Longtime Berkeley resident Rebekah Kaplan died Nov. 16 of injuries sustained in a cycling accident in the Oakland Hills. “Please focus on the fact that we had a sage, badass, prescient, and solidly-grounded being in our midst,” her husband David Burk wrote in a message of Thanksgiving to family and friends. “Rebekah was the greatest of gifts and taking her spirit and legacy forward is our family’s greatest wish for you.”
Kaplan, a midwife for more than 30 years, held joint appointments at the UCSF School of Medicine and the School of Nursing and was a certified nurse-midwife at UCSF San Francisco General Hospital. As a revered educator, mentor and clinician, Kaplan brought compassion, empathy, humor, and tremendous skill to each of her many roles. She was a “skilled midwife who clearly loved her work – loved bringing new life into the world,” according to a note shared with staff at UCSF. “Her patients adored her, as did her colleagues and students. She is renowned for her quick wit, optimism, wisdom and generosity of spirit.”

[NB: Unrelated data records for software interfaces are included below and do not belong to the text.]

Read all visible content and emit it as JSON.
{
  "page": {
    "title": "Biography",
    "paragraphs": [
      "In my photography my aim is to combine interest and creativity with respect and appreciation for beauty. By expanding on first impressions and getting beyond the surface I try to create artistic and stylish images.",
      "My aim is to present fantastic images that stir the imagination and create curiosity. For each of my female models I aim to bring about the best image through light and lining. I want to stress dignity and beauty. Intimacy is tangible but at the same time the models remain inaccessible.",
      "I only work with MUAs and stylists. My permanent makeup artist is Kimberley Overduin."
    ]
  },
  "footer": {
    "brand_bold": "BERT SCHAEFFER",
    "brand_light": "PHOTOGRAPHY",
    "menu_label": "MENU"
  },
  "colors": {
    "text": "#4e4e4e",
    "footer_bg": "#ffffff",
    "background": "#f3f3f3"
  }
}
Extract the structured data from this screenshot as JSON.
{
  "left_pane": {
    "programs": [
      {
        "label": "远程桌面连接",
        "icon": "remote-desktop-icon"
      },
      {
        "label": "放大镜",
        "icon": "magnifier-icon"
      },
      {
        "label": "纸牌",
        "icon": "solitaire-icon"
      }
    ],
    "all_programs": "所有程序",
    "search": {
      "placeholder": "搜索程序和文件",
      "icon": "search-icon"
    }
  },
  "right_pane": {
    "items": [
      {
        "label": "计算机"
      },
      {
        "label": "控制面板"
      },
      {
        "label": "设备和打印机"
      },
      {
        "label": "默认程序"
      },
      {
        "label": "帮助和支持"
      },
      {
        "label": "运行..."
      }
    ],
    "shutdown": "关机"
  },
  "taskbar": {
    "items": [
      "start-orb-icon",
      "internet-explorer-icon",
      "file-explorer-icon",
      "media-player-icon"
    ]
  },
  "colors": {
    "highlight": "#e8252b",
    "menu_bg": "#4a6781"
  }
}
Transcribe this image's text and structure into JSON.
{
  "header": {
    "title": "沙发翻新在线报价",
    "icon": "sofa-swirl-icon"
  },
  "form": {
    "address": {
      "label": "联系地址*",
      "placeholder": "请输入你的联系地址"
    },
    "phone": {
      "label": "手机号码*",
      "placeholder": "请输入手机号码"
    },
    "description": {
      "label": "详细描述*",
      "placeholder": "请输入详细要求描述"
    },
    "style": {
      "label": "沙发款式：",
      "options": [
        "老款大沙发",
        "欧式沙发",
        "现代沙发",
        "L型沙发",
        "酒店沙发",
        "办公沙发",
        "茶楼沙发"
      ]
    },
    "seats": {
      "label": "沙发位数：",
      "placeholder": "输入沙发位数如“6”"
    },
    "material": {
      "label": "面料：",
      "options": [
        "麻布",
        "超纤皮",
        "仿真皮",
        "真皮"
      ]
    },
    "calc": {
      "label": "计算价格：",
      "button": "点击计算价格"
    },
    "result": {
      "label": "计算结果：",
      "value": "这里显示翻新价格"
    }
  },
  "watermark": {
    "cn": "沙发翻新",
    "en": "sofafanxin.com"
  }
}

Kaplan had a deep commitment to advancing equity and anti-racism in maternal and reproductive health, and in healthcare more broadly. She worked at a birth center in North Central Bronx after graduating from Yale School of Nursing and at UCSF continued addressing how race, privilege and bias show up in educational and clinical settings. “Rebekah’s very specific work was to land people in a learning environment that is safe and respectful and where people’s voices are heard,” said her UCSF colleague Margy Hutchinson. Kaplan was honored multiple times for her excellence in teaching by the UCSF School of Nursing and by the American College of Nurse-Midwives.
Kaplan was also known for the aphorisms she dispensed along with her clinical training, that were “infused with wisdom for the ages,” said Kim Đâu, a former midwife student of Kaplan’s who became a colleague at UCSF. “Rebekah always had the kind of patience and presence that makes the best midwife and person,” Kaplan’s student Ariela Schnyer posted in an online tribute. “Curious, attentive and always ready to give you that little push into the [un] known. Whether she midwifed patients into parents or her students into midwives, she did it with such gentle hands and matter of fact humor and care.”
Rebekah brought the same nurturing spirit to the huge circle of friends she and David cultivated through work, cycling, community service, synagogue and their sons’ school and neighborhood communities. She was a hospitality legend, hosting meals, parties, runs and rides, Shabbat dinners (featuring Indian food), and holiday gatherings for countless family and friends, year in and year out.
Friends have erected a “ghostcycle” memorial on the descending side of Claremont Avenue above Alvarado Road in Oakland, near the scene of the solo accident that occurred three days before she died. Now dubbed “Angel Bike,” mourners in Rebakah’s enormous community have festooned the white bike frame with flowers, as well as mementos, in a nod to the easy and irreverent humor Rebekah brought to her chosen career and to life. Among the offerings: an IUD, a “Menstrual Cycles” logo from one of her cycling clubs, a small latex torso dangling from a keychain.
In the early morning a few hours after she transitioned, in her husband’s words, “into a glowing, resplendent being,” he shared the news with friends and family. “It is my greatest wish that in celebrating Rebekah, we continue her commitment to teaching, learning, listening, understanding the truths that we all communicate beyond the surface of our words,” he wrote. “And, of course, we will do plenty of ‘woo-woo.'”
In addition to her husband David Burk, Rebekah Kaplan is survived by her sons Ezra and Emmet Burk, her mother Nancy Kaplan, siblings Seth (Moira Kelly Kaplan), Rachel and Ethan (Diana Meier), and five nieces and nephews. Funeral information will be made available on CaringBridge. Rebekah’s family has established the Rebekah Kaplan Memorial Scholarship for Midwifery at UCSF to support her legacy.